When a person is charged with a felony offense in the State of Florida, that offense carries with it a number of points. These points are placed on a scoresheet, which takes into account the current charge or charges, prior history, victim injury points, whether a person was on probation if the defendant was armed or wearing a mask, and so much more. Once all the charges and potential enhancements are entered into the scoresheet the total amount of points is calculated. If that point total is 44 points or greater than the total is placed in a mathematical equation and lowest permissible prison sentence (LPS) is generated in months to be served in the Florida Department of Corrections. However, it is possible to score prison and not be sentenced to prison. A downward departure in Florida happens when the Judge goes below or departs from the lowest permissible prison sentence. For instance, if a person had an LPS of 24 months in prison, but the judge only sentenced the person to probation then that would be a downward departure. There are specific reasons and criteria set out in the Florida statutes pertaining to downward departures and they are listed on the scoresheet as well. To learn more about Florida downward departures read on or discuss your case with a Florida criminal defense attorney at Meldon Law today.

How to Get a Downward Departure?

  • A legitimate uncoerced plea deal, which means the state and defense both agree to go below the guidelines to resolve the case.
  • Another would be if a person is below a certain age they could be sentenced as a youthful offender which would justify departing from the guidelines. To qualify as a youthful offender a person must have been under the age of 21 when the offense was committed.
  • If the defendant was an accomplice to the offense and was a minor participant.
  • The defendant lacked the capacity to appreciate the criminal nature of the conduct.
  • The defendant requires specialized treatment for a mental disorder and amenable to treatment. The key to this mitigating circumstance is that the specific mental disorder is unrelated to substance abuse.
  • The payment of restitution to the victim outweighs the need for a prison sentence.
  • The alleged victim was the initiator, willing participant, aggressor, or provoker of the incident.
  • The defendant acted under extreme duress.
  • Before the identity of the defendant was known, the victim was compensated.
  • The defendant cooperated with the state to resolve the offense and other offenses.
  • The crime was committed in an unsophisticated manner and was an isolated incident for which the defendant has shown remorse.
  • Another option is if the offense is for a nonviolent felony and the defendant scores less than 60 points and the court determines that the individual is amenable to treatment then the person may be sentenced to a post-adjudicatory drug court program in lieu of prison.
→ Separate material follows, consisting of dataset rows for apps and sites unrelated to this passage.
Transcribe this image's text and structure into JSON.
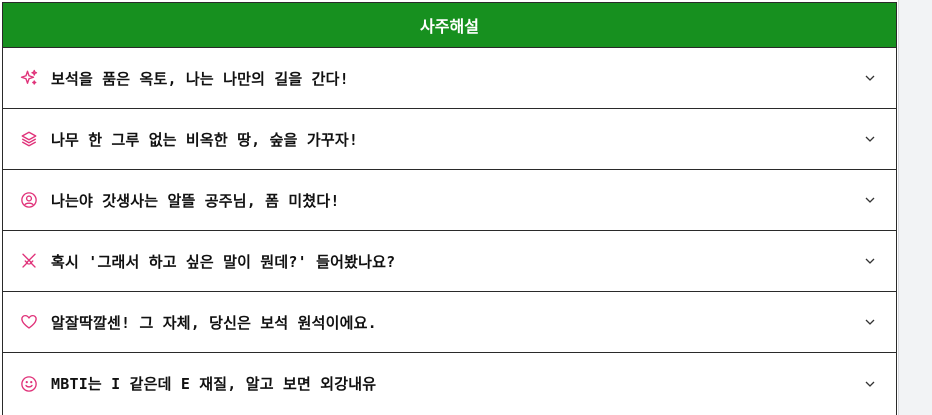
{
  "header": {
    "title": "사주해설"
  },
  "accent_color": "#e0337a",
  "header_color": "#17901f",
  "items": [
    {
      "icon": "sparkles-icon",
      "label": "보석을 품은 옥토, 나는 나만의 길을 간다!"
    },
    {
      "icon": "layers-icon",
      "label": "나무 한 그루 없는 비옥한 땅, 숲을 가꾸자!"
    },
    {
      "icon": "user-circle-icon",
      "label": "나는야 갓생사는 알뜰 공주님, 폼 미쳤다!"
    },
    {
      "icon": "crossed-swords-icon",
      "label": "혹시 '그래서 하고 싶은 말이 뭔데?' 들어봤나요?"
    },
    {
      "icon": "heart-icon",
      "label": "알잘딱깔센! 그 자체, 당신은 보석 원석이에요."
    },
    {
      "icon": "smile-icon",
      "label": "MBTI는 I 같은데 E 재질, 알고 보면 외강내유"
    }
  ]
}
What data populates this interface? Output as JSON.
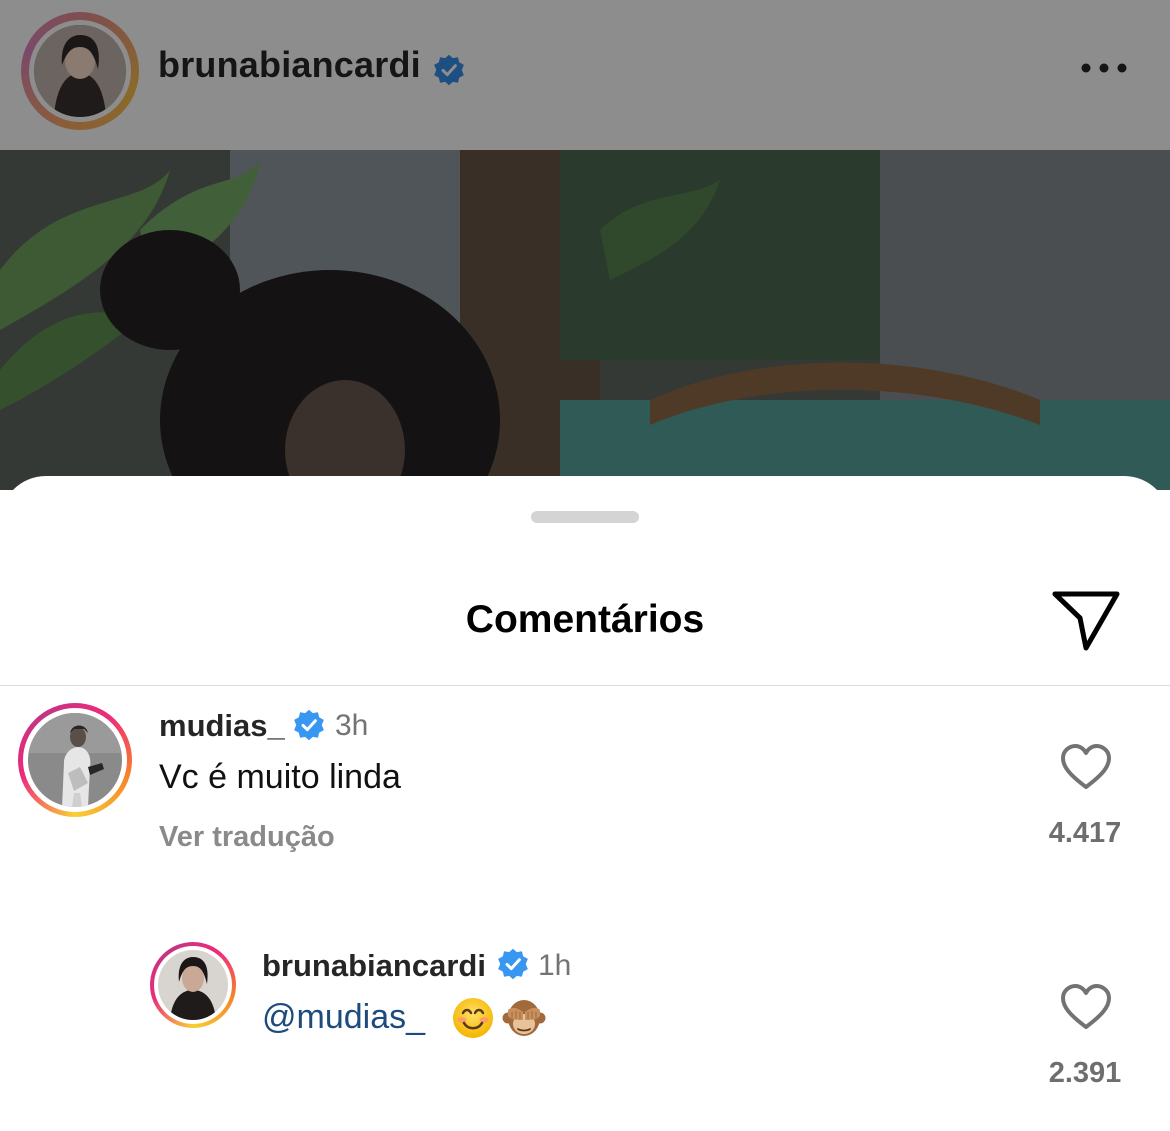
{
  "post": {
    "username": "brunabiancardi",
    "verified": true,
    "avatar_icon": "profile-photo",
    "more_icon": "more-horizontal-icon"
  },
  "comments_sheet": {
    "title": "Comentários",
    "share_icon": "paper-plane-icon",
    "comments": [
      {
        "username": "mudias_",
        "verified": true,
        "time": "3h",
        "text": "Vc é muito linda",
        "translate_label": "Ver tradução",
        "like_count": "4.417"
      },
      {
        "username": "brunabiancardi",
        "verified": true,
        "time": "1h",
        "mention": "@mudias_",
        "emojis": [
          "smiling-face-emoji",
          "see-no-evil-monkey-emoji"
        ],
        "like_count": "2.391"
      }
    ]
  },
  "colors": {
    "verified_blue": "#3897f0",
    "mention_blue": "#1e4b7e",
    "story_ring": [
      "#f9ce34",
      "#ee2a7b",
      "#c13584"
    ]
  }
}
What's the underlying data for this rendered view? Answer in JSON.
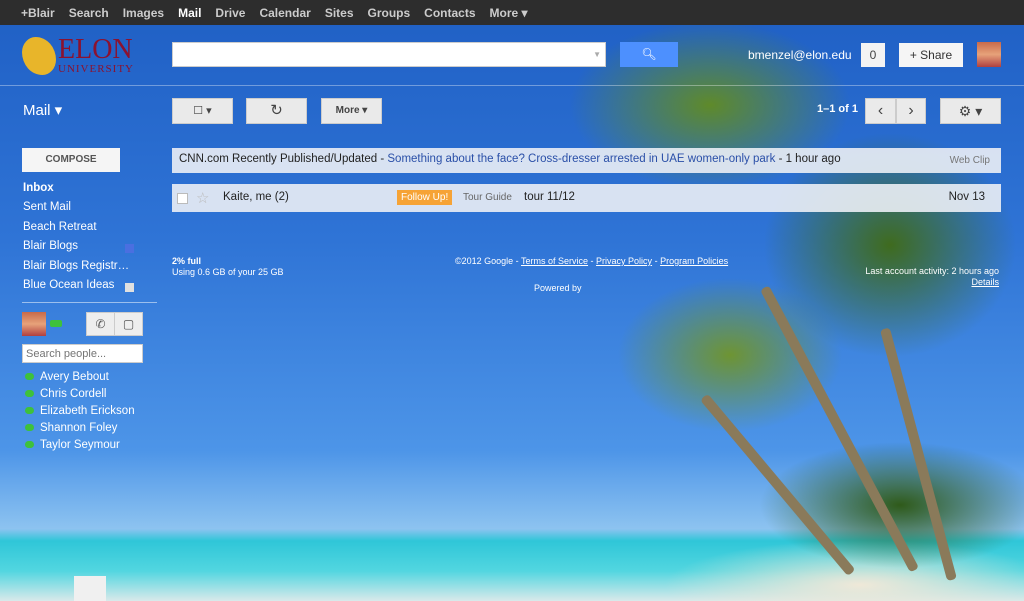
{
  "topbar": {
    "items": [
      "+Blair",
      "Search",
      "Images",
      "Mail",
      "Drive",
      "Calendar",
      "Sites",
      "Groups",
      "Contacts",
      "More ▾"
    ],
    "active": "Mail"
  },
  "logo": {
    "name": "ELON",
    "sub": "UNIVERSITY"
  },
  "header": {
    "search_value": "",
    "search_icon": "magnifier-icon",
    "email": "bmenzel@elon.edu",
    "notifications": "0",
    "share_label": "+ Share"
  },
  "toolbar": {
    "mail_label": "Mail ▾",
    "select": "☐ ▾",
    "refresh": "↻",
    "more": "More ▾",
    "pager": "1–1 of 1",
    "prev": "‹",
    "next": "›",
    "settings": "⚙ ▾"
  },
  "sidebar": {
    "compose": "COMPOSE",
    "labels": [
      {
        "label": "Inbox",
        "bold": true
      },
      {
        "label": "Sent Mail"
      },
      {
        "label": "Beach Retreat"
      },
      {
        "label": "Blair Blogs",
        "color": "#4a6fe0"
      },
      {
        "label": "Blair Blogs Registr…"
      },
      {
        "label": "Blue Ocean Ideas",
        "color": "#e0e0e0"
      }
    ]
  },
  "chat": {
    "search_placeholder": "Search people...",
    "contacts": [
      "Avery Bebout",
      "Chris Cordell",
      "Elizabeth Erickson",
      "Shannon Foley",
      "Taylor Seymour"
    ]
  },
  "webclip": {
    "source": "CNN.com Recently Published/Updated - ",
    "headline": "Something about the face? Cross-dresser arrested in UAE women-only park",
    "time": " - 1 hour ago",
    "tag": "Web Clip"
  },
  "messages": [
    {
      "sender": "Kaite, me (2)",
      "label": "Follow Up!",
      "label_color": "#f6a336",
      "category": "Tour Guide",
      "subject": "tour 11/12",
      "date": "Nov 13"
    }
  ],
  "footer": {
    "usage_pct": "2% full",
    "usage": "Using 0.6 GB of your 25 GB",
    "copyright": "©2012 Google - ",
    "terms": "Terms of Service",
    "privacy": "Privacy Policy",
    "program": "Program Policies",
    "powered": "Powered by",
    "activity": "Last account activity: 2 hours ago",
    "details": "Details"
  }
}
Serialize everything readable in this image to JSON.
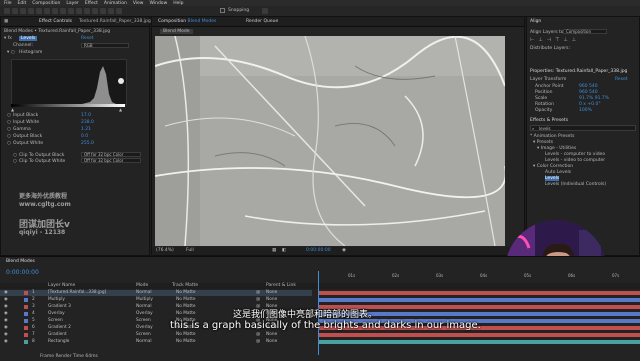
{
  "menu": [
    "File",
    "Edit",
    "Composition",
    "Layer",
    "Effect",
    "Animation",
    "View",
    "Window",
    "Help"
  ],
  "toolbar": {
    "snapping": "Snapping"
  },
  "left_panel": {
    "tab": "Effect Controls",
    "file": "Textured.Rainfall_Paper_338.jpg",
    "breadcrumb": "Blend Modes • Textured.Rainfall_Paper_338.jpg",
    "effect_name": "Levels",
    "reset": "Reset",
    "channel_label": "Channel:",
    "channel_value": "RGB",
    "histogram_label": "Histogram",
    "params": [
      {
        "label": "Input Black",
        "value": "17.0"
      },
      {
        "label": "Input White",
        "value": "238.0"
      },
      {
        "label": "Gamma",
        "value": "1.21"
      },
      {
        "label": "Output Black",
        "value": "0.0"
      },
      {
        "label": "Output White",
        "value": "255.0"
      }
    ],
    "clip_black": "Clip To Output Black",
    "clip_white": "Clip To Output White",
    "clip_value": "Off for 32 bpc Color"
  },
  "watermark": {
    "line1": "更多海外优质教程",
    "line2": "www.cgltg.com",
    "line3": "团谋加团长v",
    "line4": "qiqiyi - 12138"
  },
  "composition": {
    "tab": "Composition",
    "name": "Blend Modes",
    "render_queue": "Render Queue",
    "comp_tab": "Blend Mode",
    "zoom": "(76.4%)",
    "resolution": "Full",
    "timecode": "0:00:00:00"
  },
  "right_panel": {
    "align_tab": "Align",
    "align_to_label": "Align Layers to:",
    "align_to_value": "Composition",
    "distribute_label": "Distribute Layers:",
    "properties_title": "Properties: Textured.Rainfall_Paper_338.jpg",
    "layer_transform": "Layer Transform",
    "reset": "Reset",
    "props": [
      {
        "label": "Anchor Point",
        "value": "960  540"
      },
      {
        "label": "Position",
        "value": "960  540"
      },
      {
        "label": "Scale",
        "value": "91.7%  91.7%"
      },
      {
        "label": "Rotation",
        "value": "0 x +0.0°"
      },
      {
        "label": "Opacity",
        "value": "100%"
      }
    ],
    "effects_tab": "Effects & Presets",
    "search_value": "levels",
    "tree": [
      "* Animation Presets",
      "▾ Presets",
      "▾ Image - Utilities",
      "Levels - computer to video",
      "Levels - video to computer",
      "▾ Color Correction",
      "Auto Levels",
      "Levels",
      "Levels (Individual Controls)"
    ]
  },
  "timeline": {
    "tab": "Blend Modes",
    "timecode": "0:00:00:00",
    "col_layer": "Layer Name",
    "col_mode": "Mode",
    "col_trkmat": "Track Matte",
    "col_parent": "Parent & Link",
    "layers": [
      {
        "num": "1",
        "name": "[Textured.Rainfal...338.jpg]",
        "mode": "Normal",
        "matte": "No Matte",
        "parent": "None"
      },
      {
        "num": "2",
        "name": "Multiply",
        "mode": "Multiply",
        "matte": "No Matte",
        "parent": "None"
      },
      {
        "num": "3",
        "name": "Gradient 3",
        "mode": "Normal",
        "matte": "No Matte",
        "parent": "None"
      },
      {
        "num": "4",
        "name": "Overlay",
        "mode": "Overlay",
        "matte": "No Matte",
        "parent": "None"
      },
      {
        "num": "5",
        "name": "Screen",
        "mode": "Screen",
        "matte": "No Matte",
        "parent": "None"
      },
      {
        "num": "6",
        "name": "Gradient 2",
        "mode": "Overlay",
        "matte": "No Matte",
        "parent": "None"
      },
      {
        "num": "7",
        "name": "Gradient",
        "mode": "Screen",
        "matte": "No Matte",
        "parent": "None"
      },
      {
        "num": "8",
        "name": "Rectangle",
        "mode": "Normal",
        "matte": "No Matte",
        "parent": "None"
      }
    ],
    "ruler": [
      "01s",
      "02s",
      "03s",
      "04s",
      "05s",
      "06s",
      "07s"
    ],
    "footer": "Frame Render Time  64ms"
  },
  "subtitles": {
    "chinese": "这是我们图像中亮部和暗部的图表。",
    "english": "this is a graph basically of the brights and darks in our image."
  },
  "colors": {
    "accent_blue": "#3f8fd8",
    "track_red": "#c05050",
    "track_blue": "#5a78c8",
    "track_teal": "#4aa0a0",
    "neon_pink": "#ff4fb0"
  }
}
How The Defense Attorneys At Meldon Law Can Help

However, know that just because a person may qualify for a Florida downward departure does not mean the Judge has to depart from an LPS. When dealing with a felony case, it is important to hire a skilled defense attorney that understands the intricacies of a scoresheet, not all prior history can be scored against you, there are exceptions, what facts and mitigation can be used to argue that a person should receive a downward departure and so much more. This is just a very basic and brief overview of one small part of a felony case, if you have any questions about your scoresheet, Florida downward departure, or about your felony case please call and we would be happy to assist. At Meldon Law, we know the rights you have and are dedicated to defending them and defending you if you have been charged with a felony offense or are just being investigated by law enforcement for potential felony charge contact us at .

Facebook Twitter LinkedIn